Press H or ? in order to get the list of interactive commands.
Press the space key in order to refresh the data immediately.
Press Ctrl+L in order to erase and redraw the screen.
Press K in order to kill a specific process ID (pid).
Press Q in order to quit viewing the real-time data and return to the command prompt.
Press Ctrl+C in order to break the batch mode display.
Press I in order to toggle ignoring idle and zombie processes.
Press N or # in order to specify the number of processes to display on the screen. The value of zero (0) restores the default, which is the number of processes that fit on the screen.
Press S in order to toggles the cumulative mode, the equivalent of -S, that includes a defunct children of a process as part of the CPU times.
Press f or F in order to add fields or remove fields from the display.
Press o or O in order to change the order of the displayed fields.
Press L in order to toggle the display of load average and uptime information.
Press M in order to toggle the display of memory information.
Press T in order to toggle the display of processes and CPU states information.
Press C in order to toggle the display of command name or full command line.
Press N in order to sort the tasks numerically by the pid.
Press A in order to sort the tasks by age, with the newest first.
Press P in order to sort the tasks by CPU usage, which is the default.
Press M in order to sort the tasks by resident memory usage.
Press T in order to sort the tasks by time/cumulative time.
none The default behavior of this command displays the current CPU activities.
-h Displays the usage guidelines of the detailed command.
-d This specifies the delay between screen updates. You can change this delay with the -s interactive command.
-p Monitors only those processes with the given process ID. This flag can be given up to twenty times.

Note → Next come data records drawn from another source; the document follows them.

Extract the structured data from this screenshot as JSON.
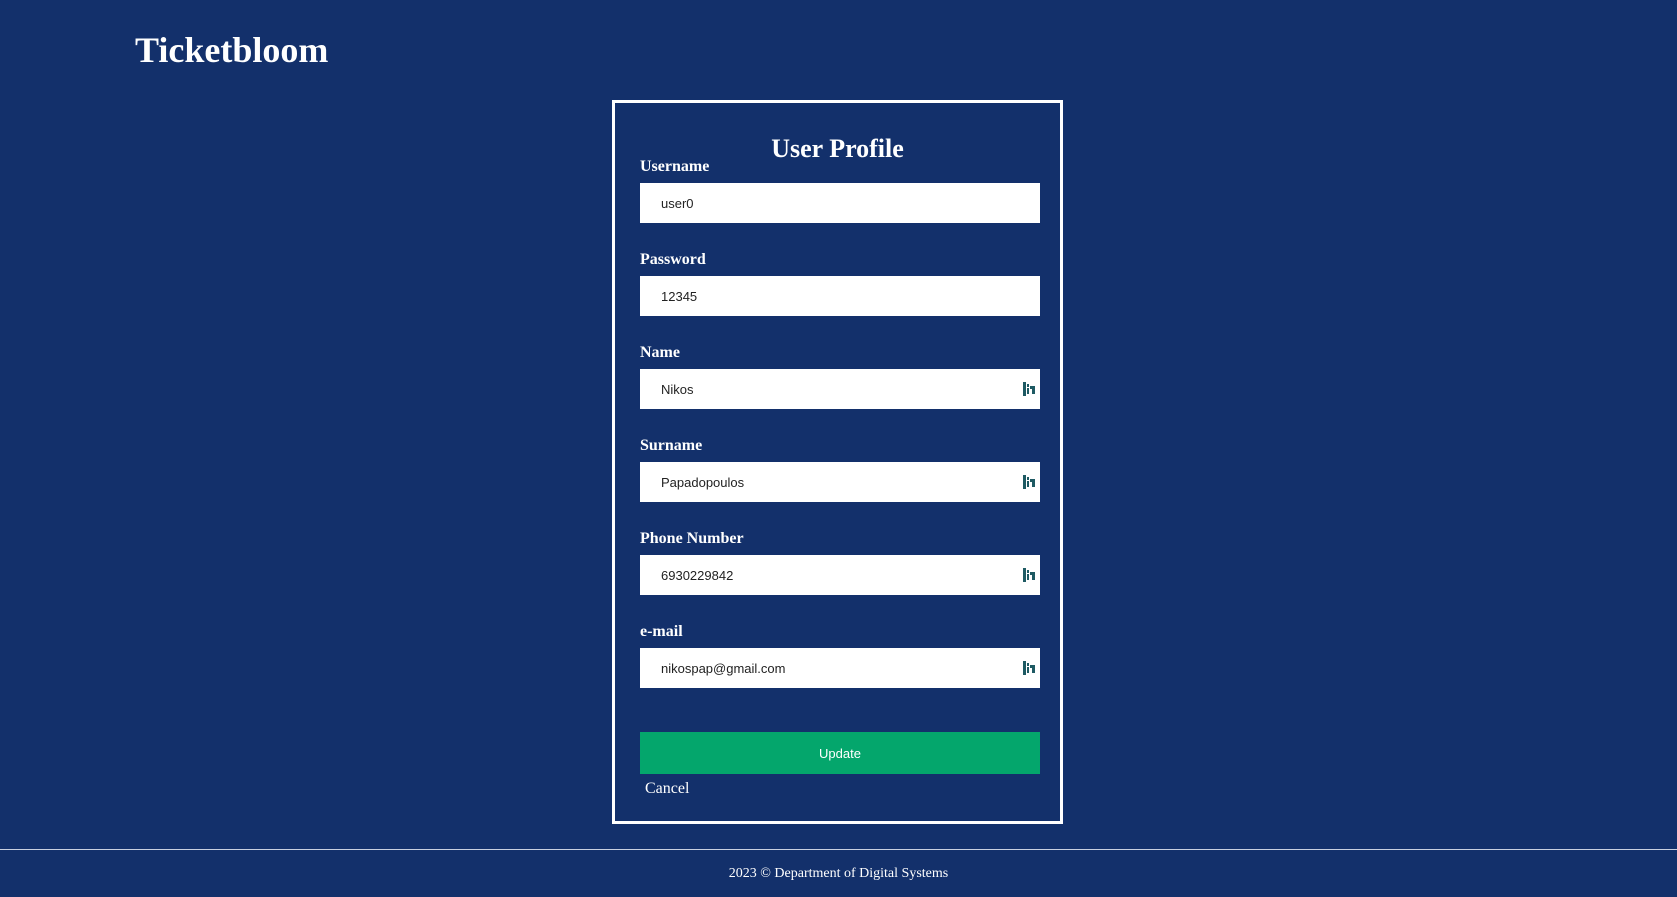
{
  "site": {
    "brand": "Ticketbloom"
  },
  "form": {
    "title": "User Profile",
    "fields": [
      {
        "label": "Username",
        "value": "user0",
        "autofill_icon": false
      },
      {
        "label": "Password",
        "value": "12345",
        "autofill_icon": false
      },
      {
        "label": "Name",
        "value": "Nikos",
        "autofill_icon": true
      },
      {
        "label": "Surname",
        "value": "Papadopoulos",
        "autofill_icon": true
      },
      {
        "label": "Phone Number",
        "value": "6930229842",
        "autofill_icon": true
      },
      {
        "label": "e-mail",
        "value": "nikospap@gmail.com",
        "autofill_icon": true
      }
    ],
    "update_label": "Update",
    "cancel_label": "Cancel"
  },
  "footer": {
    "text": "2023 © Department of Digital Systems"
  },
  "colors": {
    "background": "#13306b",
    "primary_button": "#04a66c",
    "autofill_icon": "#1e5a63"
  },
  "icons": {
    "autofill": "password-manager-autofill-icon"
  }
}
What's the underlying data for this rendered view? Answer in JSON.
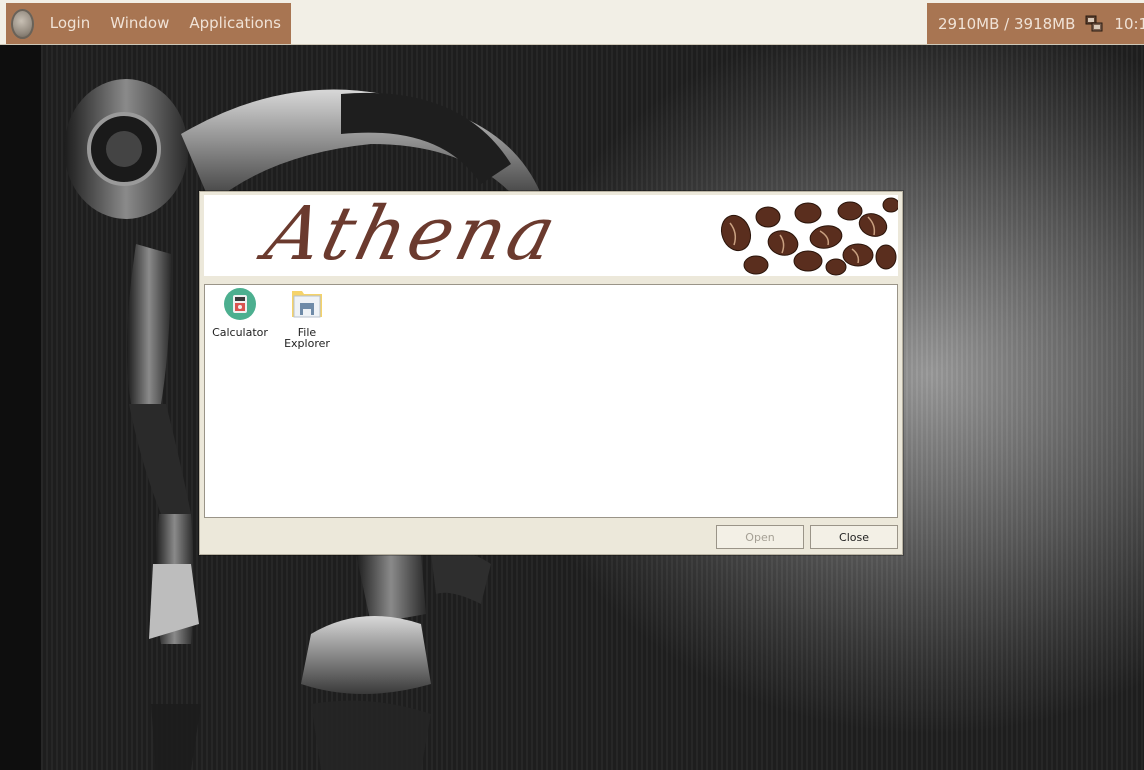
{
  "panel": {
    "menu": [
      {
        "label": "Login"
      },
      {
        "label": "Window"
      },
      {
        "label": "Applications"
      }
    ],
    "memory": "2910MB / 3918MB",
    "clock": "10:1"
  },
  "dialog": {
    "banner_title": "Athena",
    "apps": [
      {
        "label": "Calculator",
        "icon": "calculator-icon"
      },
      {
        "label": "File Explorer",
        "icon": "file-explorer-icon"
      }
    ],
    "buttons": {
      "open": "Open",
      "close": "Close"
    }
  },
  "colors": {
    "panel_accent": "#a87552",
    "panel_bg": "#f2efe6",
    "dialog_bg": "#ece8da",
    "banner_text": "#6b3a2e"
  }
}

This option is not available interactively.
-q This causes sysstatus to refresh without any delay.
-S This specifies cumulative mode, where each process is listed with the CPU time it has spent. It also lists the CPU time of the dead children for each process.
-s This tells sysstatus to run in secure mode. This option disables the potentially dangerous interactive commands.
-i This starts sysstatus to ignore any idle or zombie processes.
-C This the display total of CPU states in addition to individual CPUs. This option only affects SMP systems.
-c This displays the command line instead of the command name only. The default behavior has changed as this seems to be more useful.
-n This is the number of iterations. Update the display this number of times and then exit.
-b Batch mode. This is useful for copying output from sysstatus to a file. In this mode, sysstatus does not accept command line input. It runs until it reaches the number of iterations specified by the n option or until killed. Output is plain text suitable for display on a dumb terminal.